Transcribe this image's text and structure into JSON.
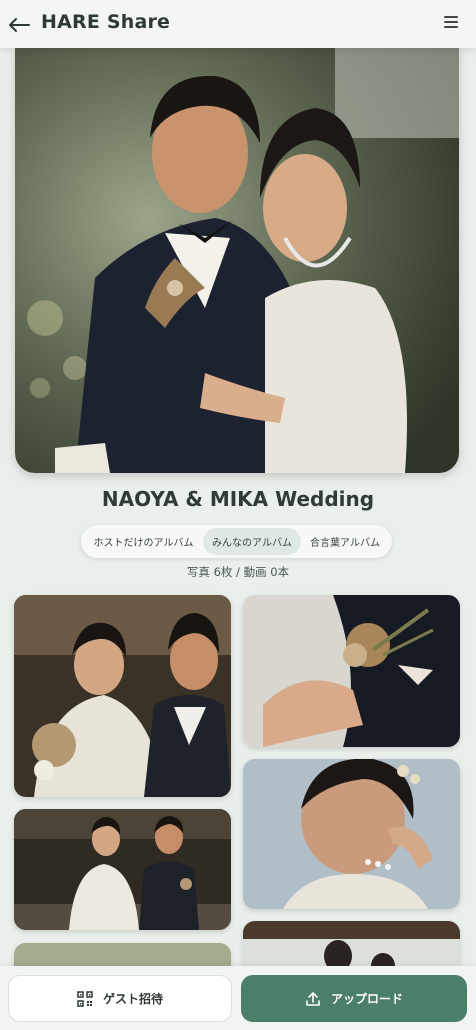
{
  "header": {
    "title": "HARE Share",
    "back_icon": "arrow-left-icon",
    "menu_icon": "hamburger-menu-icon"
  },
  "event": {
    "title": "NAOYA & MIKA Wedding"
  },
  "album_tabs": [
    {
      "label": "ホストだけのアルバム",
      "selected": false
    },
    {
      "label": "みんなのアルバム",
      "selected": true
    },
    {
      "label": "合言葉アルバム",
      "selected": false
    }
  ],
  "media_counts": "写真 6枚 / 動画 0本",
  "bottom_actions": {
    "invite_label": "ゲスト招待",
    "invite_icon": "qr-code-icon",
    "upload_label": "アップロード",
    "upload_icon": "upload-icon"
  },
  "colors": {
    "accent": "#4c7f67",
    "selected_tab": "#dfe8e2",
    "background": "#e9efeb"
  }
}
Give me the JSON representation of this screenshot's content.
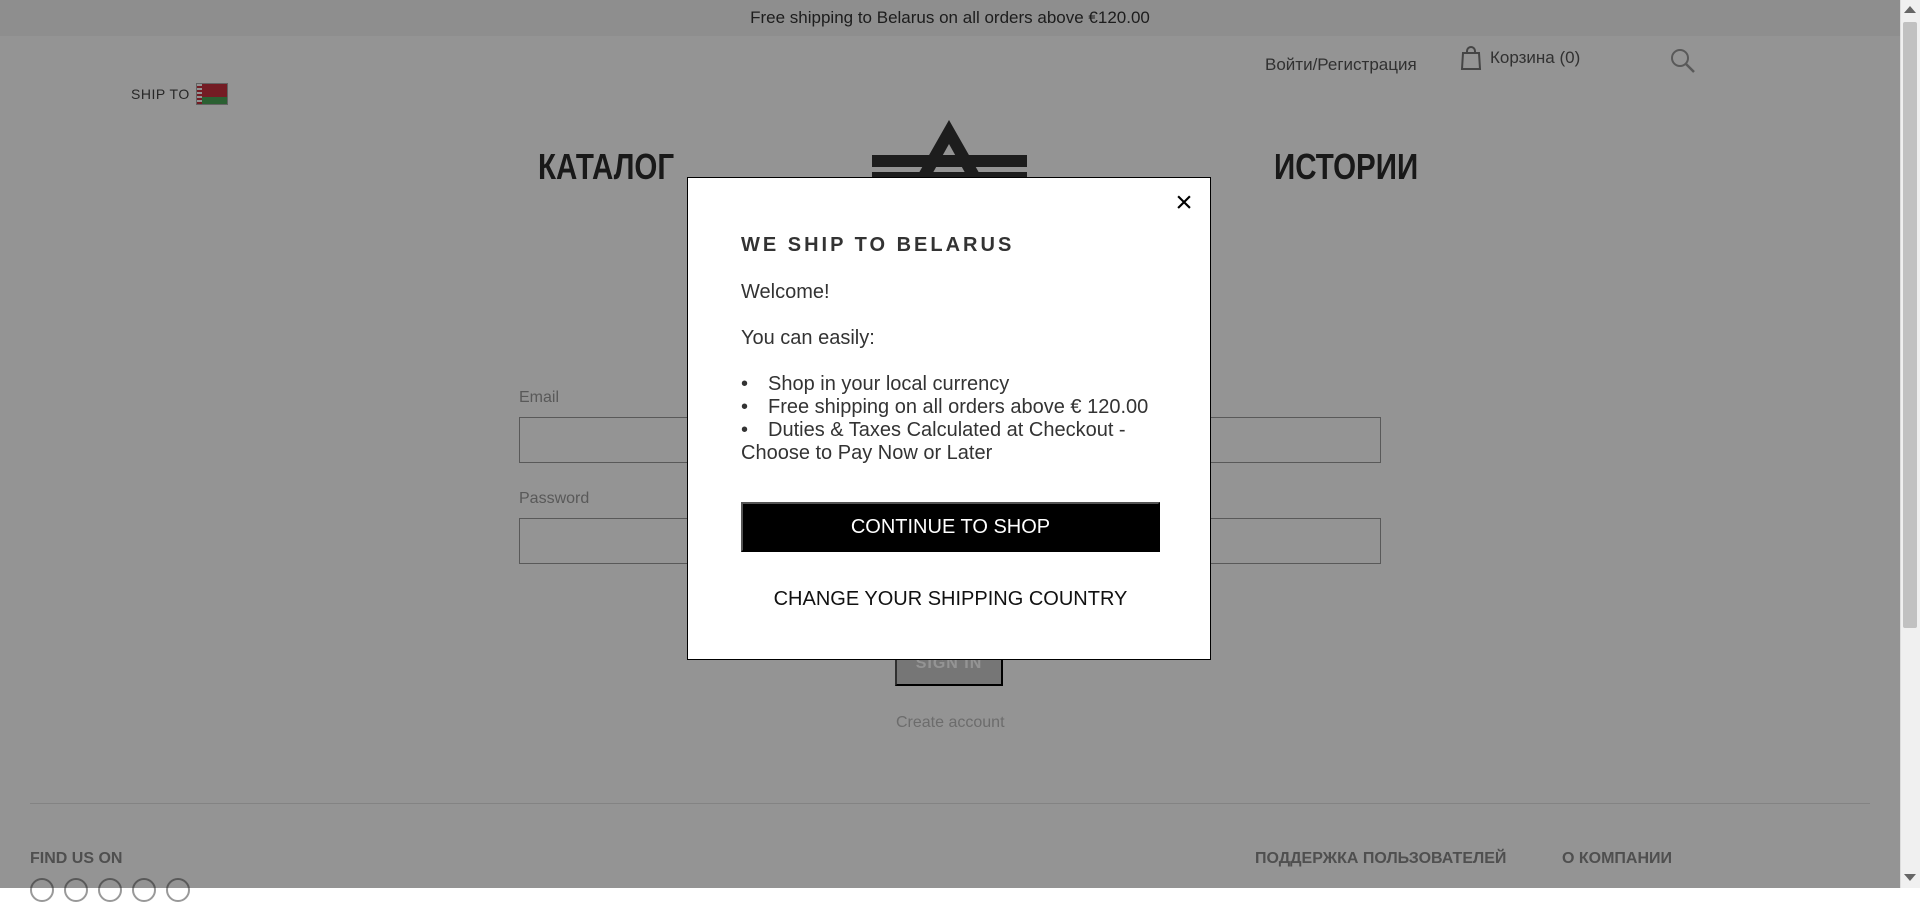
{
  "promo": {
    "text": "Free shipping to Belarus on all orders above €120.00"
  },
  "header": {
    "ship_to": "SHIP TO",
    "login": "Войти/Регистрация",
    "cart": "Корзина (0)",
    "search_icon": "search-icon",
    "cart_icon": "shopping-bag-icon"
  },
  "nav": {
    "left": "КАТАЛОГ",
    "right": "ИСТОРИИ"
  },
  "login_form": {
    "email_label": "Email",
    "password_label": "Password",
    "sign_in": "SIGN IN",
    "create_account": "Create account"
  },
  "footer": {
    "find_us": "FIND US ON",
    "support": "ПОДДЕРЖКА ПОЛЬЗОВАТЕЛЕЙ",
    "about": "О КОМПАНИИ"
  },
  "modal": {
    "title": "WE SHIP TO BELARUS",
    "welcome": "Welcome!",
    "easily": "You can easily:",
    "benefits": [
      "Shop in your local currency",
      "Free shipping on all orders above € 120.00",
      "Duties & Taxes Calculated at Checkout - Choose to Pay Now or Later"
    ],
    "continue_button": "CONTINUE TO SHOP",
    "change_country": "CHANGE YOUR SHIPPING COUNTRY",
    "close_icon": "close-icon"
  }
}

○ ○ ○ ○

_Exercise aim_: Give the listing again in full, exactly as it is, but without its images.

_Answer box_:
Transcribe this image's text and structure into JSON.
{
  "header": {
    "title": "HARE Share",
    "back_icon": "arrow-left-icon",
    "menu_icon": "hamburger-menu-icon"
  },
  "event": {
    "title": "NAOYA & MIKA Wedding"
  },
  "album_tabs": [
    {
      "label": "ホストだけのアルバム",
      "selected": false
    },
    {
      "label": "みんなのアルバム",
      "selected": true
    },
    {
      "label": "合言葉アルバム",
      "selected": false
    }
  ],
  "media_counts": "写真 6枚 / 動画 0本",
  "bottom_actions": {
    "invite_label": "ゲスト招待",
    "invite_icon": "qr-code-icon",
    "upload_label": "アップロード",
    "upload_icon": "upload-icon"
  },
  "colors": {
    "accent": "#4c7f67",
    "selected_tab": "#dfe8e2",
    "background": "#e9efeb"
  }
}
Give me the JSON representation of this screenshot's content.
{
  "promo": {
    "text": "Free shipping to Belarus on all orders above €120.00"
  },
  "header": {
    "ship_to": "SHIP TO",
    "login": "Войти/Регистрация",
    "cart": "Корзина (0)",
    "search_icon": "search-icon",
    "cart_icon": "shopping-bag-icon"
  },
  "nav": {
    "left": "КАТАЛОГ",
    "right": "ИСТОРИИ"
  },
  "login_form": {
    "email_label": "Email",
    "password_label": "Password",
    "sign_in": "SIGN IN",
    "create_account": "Create account"
  },
  "footer": {
    "find_us": "FIND US ON",
    "support": "ПОДДЕРЖКА ПОЛЬЗОВАТЕЛЕЙ",
    "about": "О КОМПАНИИ"
  },
  "modal": {
    "title": "WE SHIP TO BELARUS",
    "welcome": "Welcome!",
    "easily": "You can easily:",
    "benefits": [
      "Shop in your local currency",
      "Free shipping on all orders above € 120.00",
      "Duties & Taxes Calculated at Checkout - Choose to Pay Now or Later"
    ],
    "continue_button": "CONTINUE TO SHOP",
    "change_country": "CHANGE YOUR SHIPPING COUNTRY",
    "close_icon": "close-icon"
  }
}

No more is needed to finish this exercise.